Check each line of the material below for the string "mnemonic" and reply with how many have it, nothing more.

(Data for review):
===
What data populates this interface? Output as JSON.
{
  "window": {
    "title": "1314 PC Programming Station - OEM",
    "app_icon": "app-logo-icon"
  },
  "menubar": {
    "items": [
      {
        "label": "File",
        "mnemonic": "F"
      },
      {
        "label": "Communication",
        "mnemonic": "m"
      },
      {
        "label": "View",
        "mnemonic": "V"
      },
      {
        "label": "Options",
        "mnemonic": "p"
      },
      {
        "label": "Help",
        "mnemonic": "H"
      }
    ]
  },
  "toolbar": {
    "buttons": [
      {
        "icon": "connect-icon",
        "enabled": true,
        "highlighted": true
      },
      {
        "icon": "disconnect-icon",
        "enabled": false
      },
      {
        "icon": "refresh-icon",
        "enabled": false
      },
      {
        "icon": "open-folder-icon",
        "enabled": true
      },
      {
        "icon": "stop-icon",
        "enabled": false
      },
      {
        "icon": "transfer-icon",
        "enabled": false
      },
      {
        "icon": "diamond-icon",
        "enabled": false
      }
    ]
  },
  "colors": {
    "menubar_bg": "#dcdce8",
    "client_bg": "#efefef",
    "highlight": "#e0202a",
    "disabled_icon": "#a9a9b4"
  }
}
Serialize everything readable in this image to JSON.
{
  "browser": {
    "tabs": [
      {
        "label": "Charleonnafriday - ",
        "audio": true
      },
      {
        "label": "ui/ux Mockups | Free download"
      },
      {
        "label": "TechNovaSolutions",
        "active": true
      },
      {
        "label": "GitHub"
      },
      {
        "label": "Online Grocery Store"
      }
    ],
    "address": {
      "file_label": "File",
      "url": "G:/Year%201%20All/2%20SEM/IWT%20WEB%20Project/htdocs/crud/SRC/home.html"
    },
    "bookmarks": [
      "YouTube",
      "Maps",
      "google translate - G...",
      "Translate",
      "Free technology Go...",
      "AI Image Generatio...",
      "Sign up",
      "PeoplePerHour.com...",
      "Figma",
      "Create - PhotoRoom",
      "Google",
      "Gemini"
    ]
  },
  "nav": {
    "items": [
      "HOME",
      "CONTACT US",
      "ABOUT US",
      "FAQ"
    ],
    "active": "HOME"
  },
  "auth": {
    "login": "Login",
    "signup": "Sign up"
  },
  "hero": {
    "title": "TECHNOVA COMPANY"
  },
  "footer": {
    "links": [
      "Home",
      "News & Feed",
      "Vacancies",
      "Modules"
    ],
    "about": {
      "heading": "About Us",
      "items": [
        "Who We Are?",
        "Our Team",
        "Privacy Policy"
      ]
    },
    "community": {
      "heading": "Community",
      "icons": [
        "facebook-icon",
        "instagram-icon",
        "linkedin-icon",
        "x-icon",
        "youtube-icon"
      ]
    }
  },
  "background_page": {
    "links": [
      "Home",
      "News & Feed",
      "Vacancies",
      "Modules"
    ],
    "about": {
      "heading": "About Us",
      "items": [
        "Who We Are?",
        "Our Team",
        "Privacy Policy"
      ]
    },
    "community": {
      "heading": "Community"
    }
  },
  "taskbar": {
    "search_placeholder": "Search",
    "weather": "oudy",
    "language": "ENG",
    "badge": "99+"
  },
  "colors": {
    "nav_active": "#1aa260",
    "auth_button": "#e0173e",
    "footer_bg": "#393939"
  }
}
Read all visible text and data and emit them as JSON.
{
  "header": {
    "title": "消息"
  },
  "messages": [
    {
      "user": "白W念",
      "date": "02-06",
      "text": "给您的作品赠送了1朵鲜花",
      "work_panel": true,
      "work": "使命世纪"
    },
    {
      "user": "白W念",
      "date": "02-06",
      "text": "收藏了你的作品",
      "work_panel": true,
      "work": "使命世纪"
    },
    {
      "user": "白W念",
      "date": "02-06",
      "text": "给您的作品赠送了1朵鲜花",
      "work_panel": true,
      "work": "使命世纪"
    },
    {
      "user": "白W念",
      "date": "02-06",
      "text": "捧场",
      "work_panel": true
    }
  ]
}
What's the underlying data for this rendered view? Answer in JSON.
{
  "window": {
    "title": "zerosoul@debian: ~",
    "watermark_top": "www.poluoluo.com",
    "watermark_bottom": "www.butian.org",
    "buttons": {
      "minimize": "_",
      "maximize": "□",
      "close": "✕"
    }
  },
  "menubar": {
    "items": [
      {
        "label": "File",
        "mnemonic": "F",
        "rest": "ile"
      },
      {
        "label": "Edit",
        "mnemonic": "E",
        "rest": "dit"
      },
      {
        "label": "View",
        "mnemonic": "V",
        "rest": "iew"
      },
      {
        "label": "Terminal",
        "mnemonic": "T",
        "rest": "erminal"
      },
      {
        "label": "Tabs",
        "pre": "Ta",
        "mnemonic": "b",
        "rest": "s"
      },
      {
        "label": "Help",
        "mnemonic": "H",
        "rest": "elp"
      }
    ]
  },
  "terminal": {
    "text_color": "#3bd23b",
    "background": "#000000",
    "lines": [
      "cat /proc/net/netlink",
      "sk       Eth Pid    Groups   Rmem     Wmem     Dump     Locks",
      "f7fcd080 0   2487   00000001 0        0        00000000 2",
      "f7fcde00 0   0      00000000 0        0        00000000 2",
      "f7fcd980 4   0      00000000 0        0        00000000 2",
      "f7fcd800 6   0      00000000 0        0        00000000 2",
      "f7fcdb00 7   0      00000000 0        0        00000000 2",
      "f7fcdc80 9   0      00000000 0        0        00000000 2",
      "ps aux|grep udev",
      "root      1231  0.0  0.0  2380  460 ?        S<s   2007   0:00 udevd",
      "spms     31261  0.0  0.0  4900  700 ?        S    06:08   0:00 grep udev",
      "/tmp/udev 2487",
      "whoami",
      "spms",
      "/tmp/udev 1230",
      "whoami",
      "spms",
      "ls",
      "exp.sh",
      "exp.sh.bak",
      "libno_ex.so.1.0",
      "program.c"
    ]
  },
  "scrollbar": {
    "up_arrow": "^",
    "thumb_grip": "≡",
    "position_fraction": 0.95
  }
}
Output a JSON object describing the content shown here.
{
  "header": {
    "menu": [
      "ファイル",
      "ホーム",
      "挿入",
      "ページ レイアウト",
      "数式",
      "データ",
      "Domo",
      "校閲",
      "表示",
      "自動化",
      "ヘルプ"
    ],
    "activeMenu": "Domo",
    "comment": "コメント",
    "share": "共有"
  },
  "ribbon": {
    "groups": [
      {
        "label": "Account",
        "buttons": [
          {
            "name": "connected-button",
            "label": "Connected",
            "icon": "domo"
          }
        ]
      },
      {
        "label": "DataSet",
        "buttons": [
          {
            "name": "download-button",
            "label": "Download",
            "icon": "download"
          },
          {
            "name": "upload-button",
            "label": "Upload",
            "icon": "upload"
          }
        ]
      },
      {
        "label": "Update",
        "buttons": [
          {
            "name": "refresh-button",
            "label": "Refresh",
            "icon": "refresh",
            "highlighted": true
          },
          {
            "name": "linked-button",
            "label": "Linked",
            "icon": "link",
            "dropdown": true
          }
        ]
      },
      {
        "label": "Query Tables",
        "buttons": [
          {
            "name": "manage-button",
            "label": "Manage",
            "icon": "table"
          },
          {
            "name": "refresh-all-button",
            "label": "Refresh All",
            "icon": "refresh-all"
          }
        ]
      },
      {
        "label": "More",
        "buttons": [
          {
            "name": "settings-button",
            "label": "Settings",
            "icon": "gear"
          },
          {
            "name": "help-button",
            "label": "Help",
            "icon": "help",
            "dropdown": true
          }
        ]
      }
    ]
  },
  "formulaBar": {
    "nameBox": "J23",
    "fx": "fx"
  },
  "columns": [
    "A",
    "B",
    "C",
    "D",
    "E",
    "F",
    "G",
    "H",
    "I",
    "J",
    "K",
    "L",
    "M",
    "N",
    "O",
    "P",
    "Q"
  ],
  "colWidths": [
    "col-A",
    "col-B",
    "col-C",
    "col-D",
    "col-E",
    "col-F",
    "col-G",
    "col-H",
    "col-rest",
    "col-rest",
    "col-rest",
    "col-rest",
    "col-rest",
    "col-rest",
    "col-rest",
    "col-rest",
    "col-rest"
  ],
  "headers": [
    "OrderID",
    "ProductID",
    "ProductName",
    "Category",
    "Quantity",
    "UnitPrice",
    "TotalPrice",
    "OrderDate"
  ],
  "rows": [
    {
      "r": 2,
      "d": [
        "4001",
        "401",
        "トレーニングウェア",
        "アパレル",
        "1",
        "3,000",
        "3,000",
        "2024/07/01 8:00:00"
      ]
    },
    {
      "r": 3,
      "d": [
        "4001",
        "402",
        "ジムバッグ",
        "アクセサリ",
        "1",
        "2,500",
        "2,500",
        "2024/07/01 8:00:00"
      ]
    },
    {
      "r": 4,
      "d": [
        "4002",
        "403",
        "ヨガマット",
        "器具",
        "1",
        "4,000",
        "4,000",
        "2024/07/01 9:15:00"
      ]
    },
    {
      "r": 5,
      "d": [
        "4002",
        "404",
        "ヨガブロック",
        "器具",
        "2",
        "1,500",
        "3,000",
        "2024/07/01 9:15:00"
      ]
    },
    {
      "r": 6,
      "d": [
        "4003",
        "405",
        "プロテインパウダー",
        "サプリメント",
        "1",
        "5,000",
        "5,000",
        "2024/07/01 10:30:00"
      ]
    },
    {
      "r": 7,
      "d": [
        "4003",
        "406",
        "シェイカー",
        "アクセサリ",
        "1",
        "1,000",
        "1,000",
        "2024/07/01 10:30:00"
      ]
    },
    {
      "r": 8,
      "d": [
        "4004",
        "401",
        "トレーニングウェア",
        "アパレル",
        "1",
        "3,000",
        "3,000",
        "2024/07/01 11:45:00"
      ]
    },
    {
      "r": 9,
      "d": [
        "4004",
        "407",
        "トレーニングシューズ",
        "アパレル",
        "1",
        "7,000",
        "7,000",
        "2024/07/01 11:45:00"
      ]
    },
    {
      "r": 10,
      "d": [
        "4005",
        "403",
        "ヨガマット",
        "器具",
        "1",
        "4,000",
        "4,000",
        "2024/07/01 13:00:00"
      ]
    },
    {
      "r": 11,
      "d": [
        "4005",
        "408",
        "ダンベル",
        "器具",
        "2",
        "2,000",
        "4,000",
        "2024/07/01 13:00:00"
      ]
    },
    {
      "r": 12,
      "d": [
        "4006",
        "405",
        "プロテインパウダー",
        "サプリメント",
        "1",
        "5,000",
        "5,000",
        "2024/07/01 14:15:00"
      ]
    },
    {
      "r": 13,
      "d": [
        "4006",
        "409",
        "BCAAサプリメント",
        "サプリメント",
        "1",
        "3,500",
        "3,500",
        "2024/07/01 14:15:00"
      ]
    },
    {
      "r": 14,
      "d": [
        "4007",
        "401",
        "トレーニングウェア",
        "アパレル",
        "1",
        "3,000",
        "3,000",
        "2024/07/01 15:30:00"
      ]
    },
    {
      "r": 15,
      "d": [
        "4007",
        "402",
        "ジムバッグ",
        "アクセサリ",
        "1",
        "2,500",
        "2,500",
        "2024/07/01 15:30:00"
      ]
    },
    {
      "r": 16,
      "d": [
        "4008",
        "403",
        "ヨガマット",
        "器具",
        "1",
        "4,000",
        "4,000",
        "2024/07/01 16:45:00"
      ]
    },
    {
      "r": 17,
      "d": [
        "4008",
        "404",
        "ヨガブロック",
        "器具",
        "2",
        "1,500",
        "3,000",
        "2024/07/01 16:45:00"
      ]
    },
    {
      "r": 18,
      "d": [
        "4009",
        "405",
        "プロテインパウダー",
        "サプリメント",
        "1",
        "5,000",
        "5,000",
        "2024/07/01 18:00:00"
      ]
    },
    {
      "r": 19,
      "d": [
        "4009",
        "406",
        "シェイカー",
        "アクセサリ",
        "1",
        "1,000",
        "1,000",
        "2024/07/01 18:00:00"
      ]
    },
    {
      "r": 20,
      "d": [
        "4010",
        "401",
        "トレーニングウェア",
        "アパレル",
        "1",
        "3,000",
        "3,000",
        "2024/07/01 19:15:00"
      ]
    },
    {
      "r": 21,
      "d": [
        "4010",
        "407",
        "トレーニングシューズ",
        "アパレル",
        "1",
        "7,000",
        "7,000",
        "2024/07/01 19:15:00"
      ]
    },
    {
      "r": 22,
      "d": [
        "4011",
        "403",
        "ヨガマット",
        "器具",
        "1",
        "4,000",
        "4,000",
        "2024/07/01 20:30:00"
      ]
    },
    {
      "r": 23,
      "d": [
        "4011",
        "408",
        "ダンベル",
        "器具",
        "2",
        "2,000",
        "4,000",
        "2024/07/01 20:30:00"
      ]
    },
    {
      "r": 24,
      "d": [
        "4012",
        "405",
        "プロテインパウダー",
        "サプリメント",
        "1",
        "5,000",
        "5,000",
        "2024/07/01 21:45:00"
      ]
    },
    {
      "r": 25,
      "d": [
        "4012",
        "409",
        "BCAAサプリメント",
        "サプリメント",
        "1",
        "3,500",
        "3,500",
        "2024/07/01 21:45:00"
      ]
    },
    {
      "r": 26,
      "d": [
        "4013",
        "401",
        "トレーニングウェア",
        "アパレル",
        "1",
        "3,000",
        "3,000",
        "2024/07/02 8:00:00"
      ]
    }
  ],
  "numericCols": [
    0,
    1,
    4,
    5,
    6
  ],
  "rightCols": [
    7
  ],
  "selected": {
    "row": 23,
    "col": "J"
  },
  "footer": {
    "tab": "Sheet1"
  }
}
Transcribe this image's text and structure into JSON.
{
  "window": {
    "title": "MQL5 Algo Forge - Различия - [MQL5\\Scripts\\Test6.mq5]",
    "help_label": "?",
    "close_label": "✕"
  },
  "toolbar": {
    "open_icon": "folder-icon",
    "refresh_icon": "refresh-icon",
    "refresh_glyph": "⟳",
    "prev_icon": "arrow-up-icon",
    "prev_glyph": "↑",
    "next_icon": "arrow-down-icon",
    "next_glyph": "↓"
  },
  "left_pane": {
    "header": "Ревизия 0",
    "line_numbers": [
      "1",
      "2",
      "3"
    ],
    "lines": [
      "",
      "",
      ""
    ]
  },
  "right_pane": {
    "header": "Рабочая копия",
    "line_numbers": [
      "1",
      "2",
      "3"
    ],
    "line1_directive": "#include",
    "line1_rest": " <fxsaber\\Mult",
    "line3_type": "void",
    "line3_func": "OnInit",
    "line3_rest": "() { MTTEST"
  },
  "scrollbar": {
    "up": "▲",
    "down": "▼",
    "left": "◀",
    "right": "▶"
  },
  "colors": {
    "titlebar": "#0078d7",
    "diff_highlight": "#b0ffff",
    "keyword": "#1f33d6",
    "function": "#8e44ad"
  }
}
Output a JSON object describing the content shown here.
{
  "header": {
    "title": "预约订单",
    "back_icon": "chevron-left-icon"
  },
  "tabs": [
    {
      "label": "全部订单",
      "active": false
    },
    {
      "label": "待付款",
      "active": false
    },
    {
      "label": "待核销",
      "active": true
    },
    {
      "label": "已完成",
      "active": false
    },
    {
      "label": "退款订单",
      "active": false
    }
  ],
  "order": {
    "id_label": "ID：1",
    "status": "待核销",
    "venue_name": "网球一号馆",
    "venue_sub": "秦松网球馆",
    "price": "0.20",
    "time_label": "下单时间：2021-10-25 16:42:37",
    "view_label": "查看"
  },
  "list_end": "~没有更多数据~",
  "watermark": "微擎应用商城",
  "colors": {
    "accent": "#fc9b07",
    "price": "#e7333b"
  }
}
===
(Your solution):
11